▶ [Records]:

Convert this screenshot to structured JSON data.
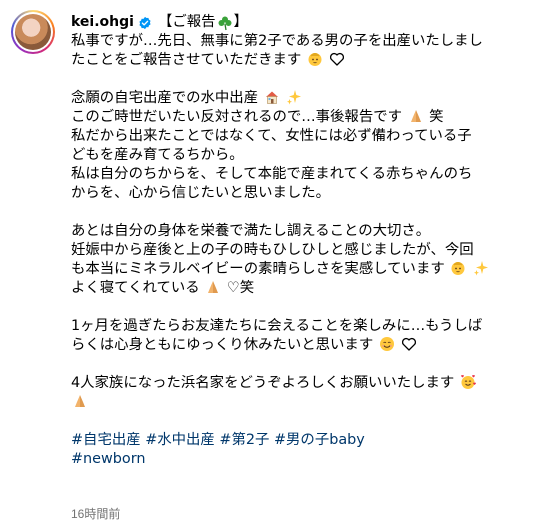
{
  "post": {
    "username": "kei.ohgi",
    "title": "【ご報告",
    "title_end": "】",
    "lines": {
      "l1": "私事ですが…先日、無事に第2子である男の子を出産いたしまし",
      "l2": "たことをご報告させていただきます",
      "l3": "念願の自宅出産での水中出産",
      "l4a": "このご時世だいたい反対されるので…事後報告です",
      "l4b": "笑",
      "l5": "私だから出来たことではなくて、女性には必ず備わっている子",
      "l6": "どもを産み育てるちから。",
      "l7": "私は自分のちからを、そして本能で産まれてくる赤ちゃんのち",
      "l8": "からを、心から信じたいと思いました。",
      "l9": "あとは自分の身体を栄養で満たし調えることの大切さ。",
      "l10": "妊娠中から産後と上の子の時もひしひしと感じましたが、今回",
      "l11": "も本当にミネラルベイビーの素晴らしさを実感しています",
      "l12a": "よく寝てくれている",
      "l12b": "♡笑",
      "l13": "1ヶ月を過ぎたらお友達たちに会えることを楽しみに…もうしば",
      "l14": "らくは心身ともにゆっくり休みたいと思います",
      "l15": "4人家族になった浜名家をどうぞよろしくお願いいたします"
    },
    "hashtags": [
      "#自宅出産",
      "#水中出産",
      "#第2子",
      "#男の子baby",
      "#newborn"
    ],
    "timestamp": "16時間前"
  },
  "icons": [
    "avatar",
    "verified-badge-icon",
    "shamrock-emoji",
    "baby-emoji",
    "heart-emoji",
    "house-emoji",
    "sparkles-emoji",
    "praying-hands-emoji",
    "smiling-face-emoji",
    "smiling-face-hearts-emoji"
  ],
  "colors": {
    "hashtag": "#00376b",
    "verified": "#0095f6",
    "timestamp": "#737373"
  }
}
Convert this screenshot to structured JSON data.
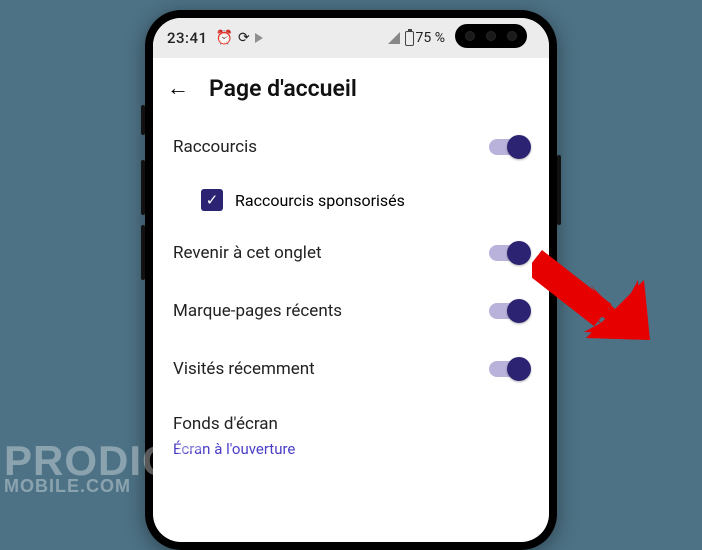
{
  "statusbar": {
    "time": "23:41",
    "battery_pct": "75 %"
  },
  "header": {
    "title": "Page d'accueil"
  },
  "settings": {
    "shortcuts": {
      "label": "Raccourcis",
      "on": true
    },
    "sponsored": {
      "label": "Raccourcis sponsorisés",
      "checked": true
    },
    "return_tab": {
      "label": "Revenir à cet onglet",
      "on": true
    },
    "recent_bookmarks": {
      "label": "Marque-pages récents",
      "on": true
    },
    "recently_visited": {
      "label": "Visités récemment",
      "on": true
    },
    "wallpapers_section": "Fonds d'écran",
    "opening_screen_link": "Écran à l'ouverture"
  },
  "watermark": {
    "line1": "PRODIGE",
    "line2": "MOBILE",
    "suffix": ".COM"
  }
}
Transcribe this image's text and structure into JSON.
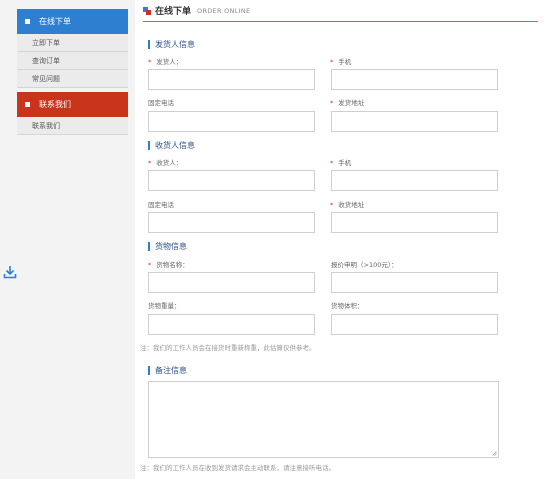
{
  "sidebar": {
    "group1": {
      "title": "在线下单",
      "items": [
        "立即下单",
        "查询订单",
        "常见问题"
      ]
    },
    "group2": {
      "title": "联系我们",
      "items": [
        "联系我们"
      ]
    }
  },
  "header": {
    "title_cn": "在线下单",
    "title_en": "ORDER ONLINE"
  },
  "sender": {
    "section_title": "发货人信息",
    "name_label": "发货人：",
    "mobile_label": "手机",
    "phone_label": "固定电话",
    "address_label": "发货地址"
  },
  "receiver": {
    "section_title": "收货人信息",
    "name_label": "收货人：",
    "mobile_label": "手机",
    "phone_label": "固定电话",
    "address_label": "收货地址"
  },
  "cargo": {
    "section_title": "货物信息",
    "name_label": "货物名称：",
    "value_label": "报价申明（>100元）：",
    "weight_label": "货物重量：",
    "volume_label": "货物体积："
  },
  "cargo_note": "注：我们的工作人员会在接货时重新称重，此估算仅供参考。",
  "remarks": {
    "section_title": "备注信息"
  },
  "footer_note": "注：我们的工作人员在收到发货请求会主动联系，请注意接听电话。",
  "required_mark": "*",
  "colors": {
    "accent_blue": "#2f7fd0",
    "accent_red": "#c8351c",
    "required": "#d0321c"
  },
  "icons": {
    "download": "download-icon"
  }
}
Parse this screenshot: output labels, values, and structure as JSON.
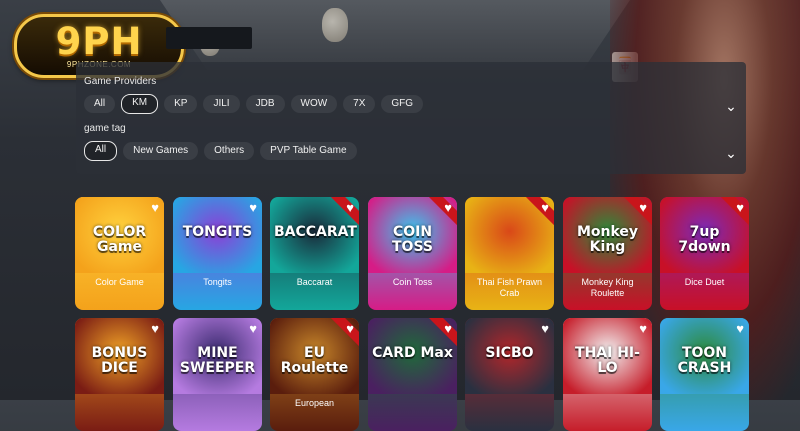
{
  "logo": {
    "text": "9PH",
    "sub": "9PHZONE.COM"
  },
  "providers": {
    "title": "Game Providers",
    "items": [
      "All",
      "KM",
      "KP",
      "JILI",
      "JDB",
      "WOW",
      "7X",
      "GFG"
    ],
    "active": "KM"
  },
  "tags": {
    "title": "game tag",
    "items": [
      "All",
      "New Games",
      "Others",
      "PVP Table Game"
    ],
    "active": "All"
  },
  "icons": {
    "favorite": "heart-icon",
    "expand": "chevron-down-icon"
  },
  "games_row1": [
    {
      "name": "Color Game",
      "art": "COLOR Game",
      "bg": "#f4a21b",
      "bg2": "#ffd23e",
      "ribbon": false
    },
    {
      "name": "Tongits",
      "art": "TONGITS",
      "bg": "#27a6e3",
      "bg2": "#8c3fd6",
      "ribbon": false
    },
    {
      "name": "Baccarat",
      "art": "BACCARAT",
      "bg": "#13a79a",
      "bg2": "#1a2a3a",
      "ribbon": true
    },
    {
      "name": "Coin Toss",
      "art": "COIN TOSS",
      "bg": "#d61c86",
      "bg2": "#3ac6ee",
      "ribbon": true
    },
    {
      "name": "Thai Fish Prawn Crab",
      "art": "",
      "bg": "#e8b315",
      "bg2": "#d94818",
      "ribbon": true
    },
    {
      "name": "Monkey King Roulette",
      "art": "Monkey King",
      "bg": "#c81027",
      "bg2": "#2c8a3a",
      "ribbon": true
    },
    {
      "name": "Dice Duet",
      "art": "7up 7down",
      "bg": "#c81027",
      "bg2": "#7b2ab9",
      "ribbon": true
    }
  ],
  "games_row2": [
    {
      "name": "",
      "art": "BONUS DICE",
      "bg": "#7a1c14",
      "bg2": "#f0a226",
      "ribbon": false
    },
    {
      "name": "",
      "art": "MINE SWEEPER",
      "bg": "#b57be0",
      "bg2": "#3a2b6e",
      "ribbon": false
    },
    {
      "name": "European",
      "art": "EU Roulette",
      "bg": "#5a1d0d",
      "bg2": "#c8872a",
      "ribbon": true
    },
    {
      "name": "",
      "art": "CARD Max",
      "bg": "#4a2060",
      "bg2": "#1f6a3a",
      "ribbon": true
    },
    {
      "name": "",
      "art": "SICBO",
      "bg": "#2a3040",
      "bg2": "#b3262a",
      "ribbon": false
    },
    {
      "name": "",
      "art": "THAI HI-LO",
      "bg": "#c61d2a",
      "bg2": "#f2f2f2",
      "ribbon": false
    },
    {
      "name": "",
      "art": "TOON CRASH",
      "bg": "#39a7e8",
      "bg2": "#2e8a3c",
      "ribbon": false
    }
  ],
  "colors": {
    "accent": "#ffd44d",
    "ribbon": "#c9151b",
    "panel": "#2c3037"
  }
}
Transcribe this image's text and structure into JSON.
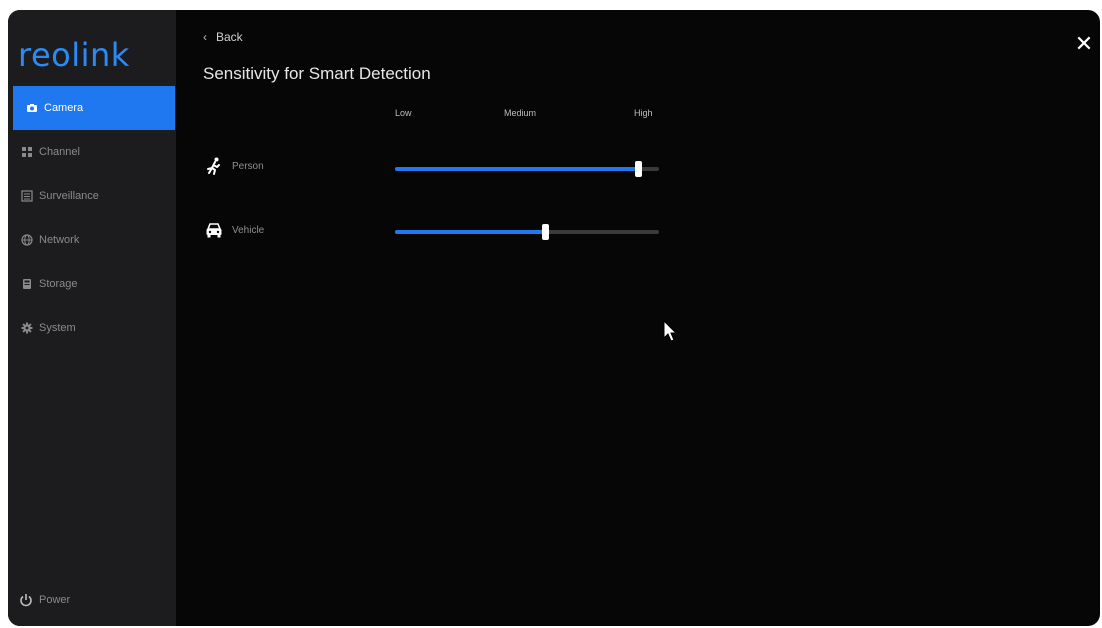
{
  "app": {
    "logo_text": "reolink",
    "brand_color": "#1f78ef"
  },
  "sidebar": {
    "items": [
      {
        "label": "Camera",
        "icon": "camera-icon",
        "active": true
      },
      {
        "label": "Channel",
        "icon": "channel-icon",
        "active": false
      },
      {
        "label": "Surveillance",
        "icon": "surveillance-icon",
        "active": false
      },
      {
        "label": "Network",
        "icon": "network-icon",
        "active": false
      },
      {
        "label": "Storage",
        "icon": "storage-icon",
        "active": false
      },
      {
        "label": "System",
        "icon": "system-gear-icon",
        "active": false
      }
    ],
    "power_label": "Power"
  },
  "header": {
    "back_label": "Back",
    "title": "Sensitivity for Smart Detection"
  },
  "scale": {
    "low": "Low",
    "medium": "Medium",
    "high": "High"
  },
  "sliders": [
    {
      "label": "Person",
      "icon": "person-running-icon",
      "value": 0.92
    },
    {
      "label": "Vehicle",
      "icon": "car-icon",
      "value": 0.57
    }
  ]
}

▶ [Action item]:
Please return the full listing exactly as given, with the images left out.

▶ [Written solution]:
Convert this screenshot to structured JSON data.
{
  "post": {
    "username": "kei.ohgi",
    "title": "【ご報告",
    "title_end": "】",
    "lines": {
      "l1": "私事ですが…先日、無事に第2子である男の子を出産いたしまし",
      "l2": "たことをご報告させていただきます",
      "l3": "念願の自宅出産での水中出産",
      "l4a": "このご時世だいたい反対されるので…事後報告です",
      "l4b": "笑",
      "l5": "私だから出来たことではなくて、女性には必ず備わっている子",
      "l6": "どもを産み育てるちから。",
      "l7": "私は自分のちからを、そして本能で産まれてくる赤ちゃんのち",
      "l8": "からを、心から信じたいと思いました。",
      "l9": "あとは自分の身体を栄養で満たし調えることの大切さ。",
      "l10": "妊娠中から産後と上の子の時もひしひしと感じましたが、今回",
      "l11": "も本当にミネラルベイビーの素晴らしさを実感しています",
      "l12a": "よく寝てくれている",
      "l12b": "♡笑",
      "l13": "1ヶ月を過ぎたらお友達たちに会えることを楽しみに…もうしば",
      "l14": "らくは心身ともにゆっくり休みたいと思います",
      "l15": "4人家族になった浜名家をどうぞよろしくお願いいたします"
    },
    "hashtags": [
      "#自宅出産",
      "#水中出産",
      "#第2子",
      "#男の子baby",
      "#newborn"
    ],
    "timestamp": "16時間前"
  },
  "icons": [
    "avatar",
    "verified-badge-icon",
    "shamrock-emoji",
    "baby-emoji",
    "heart-emoji",
    "house-emoji",
    "sparkles-emoji",
    "praying-hands-emoji",
    "smiling-face-emoji",
    "smiling-face-hearts-emoji"
  ],
  "colors": {
    "hashtag": "#00376b",
    "verified": "#0095f6",
    "timestamp": "#737373"
  }
}
Convert this screenshot to structured JSON data.
{
  "statusbar": {
    "time": "23:41",
    "battery_pct": "75 %"
  },
  "header": {
    "title": "Page d'accueil"
  },
  "settings": {
    "shortcuts": {
      "label": "Raccourcis",
      "on": true
    },
    "sponsored": {
      "label": "Raccourcis sponsorisés",
      "checked": true
    },
    "return_tab": {
      "label": "Revenir à cet onglet",
      "on": true
    },
    "recent_bookmarks": {
      "label": "Marque-pages récents",
      "on": true
    },
    "recently_visited": {
      "label": "Visités récemment",
      "on": true
    },
    "wallpapers_section": "Fonds d'écran",
    "opening_screen_link": "Écran à l'ouverture"
  },
  "watermark": {
    "line1": "PRODIGE",
    "line2": "MOBILE",
    "suffix": ".COM"
  }
}
Transcribe this image's text and structure into JSON.
{
  "sidebar": {
    "group1": {
      "title": "在线下单",
      "items": [
        "立即下单",
        "查询订单",
        "常见问题"
      ]
    },
    "group2": {
      "title": "联系我们",
      "items": [
        "联系我们"
      ]
    }
  },
  "header": {
    "title_cn": "在线下单",
    "title_en": "ORDER ONLINE"
  },
  "sender": {
    "section_title": "发货人信息",
    "name_label": "发货人：",
    "mobile_label": "手机",
    "phone_label": "固定电话",
    "address_label": "发货地址"
  },
  "receiver": {
    "section_title": "收货人信息",
    "name_label": "收货人：",
    "mobile_label": "手机",
    "phone_label": "固定电话",
    "address_label": "收货地址"
  },
  "cargo": {
    "section_title": "货物信息",
    "name_label": "货物名称：",
    "value_label": "报价申明（>100元）：",
    "weight_label": "货物重量：",
    "volume_label": "货物体积："
  },
  "cargo_note": "注：我们的工作人员会在接货时重新称重，此估算仅供参考。",
  "remarks": {
    "section_title": "备注信息"
  },
  "footer_note": "注：我们的工作人员在收到发货请求会主动联系，请注意接听电话。",
  "required_mark": "*",
  "colors": {
    "accent_blue": "#2f7fd0",
    "accent_red": "#c8351c",
    "required": "#d0321c"
  },
  "icons": {
    "download": "download-icon"
  }
}
Parse this screenshot: output labels, values, and structure as JSON.
{
  "logo": {
    "text": "9PH",
    "sub": "9PHZONE.COM"
  },
  "providers": {
    "title": "Game Providers",
    "items": [
      "All",
      "KM",
      "KP",
      "JILI",
      "JDB",
      "WOW",
      "7X",
      "GFG"
    ],
    "active": "KM"
  },
  "tags": {
    "title": "game tag",
    "items": [
      "All",
      "New Games",
      "Others",
      "PVP Table Game"
    ],
    "active": "All"
  },
  "icons": {
    "favorite": "heart-icon",
    "expand": "chevron-down-icon"
  },
  "games_row1": [
    {
      "name": "Color Game",
      "art": "COLOR Game",
      "bg": "#f4a21b",
      "bg2": "#ffd23e",
      "ribbon": false
    },
    {
      "name": "Tongits",
      "art": "TONGITS",
      "bg": "#27a6e3",
      "bg2": "#8c3fd6",
      "ribbon": false
    },
    {
      "name": "Baccarat",
      "art": "BACCARAT",
      "bg": "#13a79a",
      "bg2": "#1a2a3a",
      "ribbon": true
    },
    {
      "name": "Coin Toss",
      "art": "COIN TOSS",
      "bg": "#d61c86",
      "bg2": "#3ac6ee",
      "ribbon": true
    },
    {
      "name": "Thai Fish Prawn Crab",
      "art": "",
      "bg": "#e8b315",
      "bg2": "#d94818",
      "ribbon": true
    },
    {
      "name": "Monkey King Roulette",
      "art": "Monkey King",
      "bg": "#c81027",
      "bg2": "#2c8a3a",
      "ribbon": true
    },
    {
      "name": "Dice Duet",
      "art": "7up 7down",
      "bg": "#c81027",
      "bg2": "#7b2ab9",
      "ribbon": true
    }
  ],
  "games_row2": [
    {
      "name": "",
      "art": "BONUS DICE",
      "bg": "#7a1c14",
      "bg2": "#f0a226",
      "ribbon": false
    },
    {
      "name": "",
      "art": "MINE SWEEPER",
      "bg": "#b57be0",
      "bg2": "#3a2b6e",
      "ribbon": false
    },
    {
      "name": "European",
      "art": "EU Roulette",
      "bg": "#5a1d0d",
      "bg2": "#c8872a",
      "ribbon": true
    },
    {
      "name": "",
      "art": "CARD Max",
      "bg": "#4a2060",
      "bg2": "#1f6a3a",
      "ribbon": true
    },
    {
      "name": "",
      "art": "SICBO",
      "bg": "#2a3040",
      "bg2": "#b3262a",
      "ribbon": false
    },
    {
      "name": "",
      "art": "THAI HI-LO",
      "bg": "#c61d2a",
      "bg2": "#f2f2f2",
      "ribbon": false
    },
    {
      "name": "",
      "art": "TOON CRASH",
      "bg": "#39a7e8",
      "bg2": "#2e8a3c",
      "ribbon": false
    }
  ],
  "colors": {
    "accent": "#ffd44d",
    "ribbon": "#c9151b",
    "panel": "#2c3037"
  }
}
Transcribe this image's text and structure into JSON.
{
  "app": {
    "logo_text": "reolink",
    "brand_color": "#1f78ef"
  },
  "sidebar": {
    "items": [
      {
        "label": "Camera",
        "icon": "camera-icon",
        "active": true
      },
      {
        "label": "Channel",
        "icon": "channel-icon",
        "active": false
      },
      {
        "label": "Surveillance",
        "icon": "surveillance-icon",
        "active": false
      },
      {
        "label": "Network",
        "icon": "network-icon",
        "active": false
      },
      {
        "label": "Storage",
        "icon": "storage-icon",
        "active": false
      },
      {
        "label": "System",
        "icon": "system-gear-icon",
        "active": false
      }
    ],
    "power_label": "Power"
  },
  "header": {
    "back_label": "Back",
    "title": "Sensitivity for Smart Detection"
  },
  "scale": {
    "low": "Low",
    "medium": "Medium",
    "high": "High"
  },
  "sliders": [
    {
      "label": "Person",
      "icon": "person-running-icon",
      "value": 0.92
    },
    {
      "label": "Vehicle",
      "icon": "car-icon",
      "value": 0.57
    }
  ]
}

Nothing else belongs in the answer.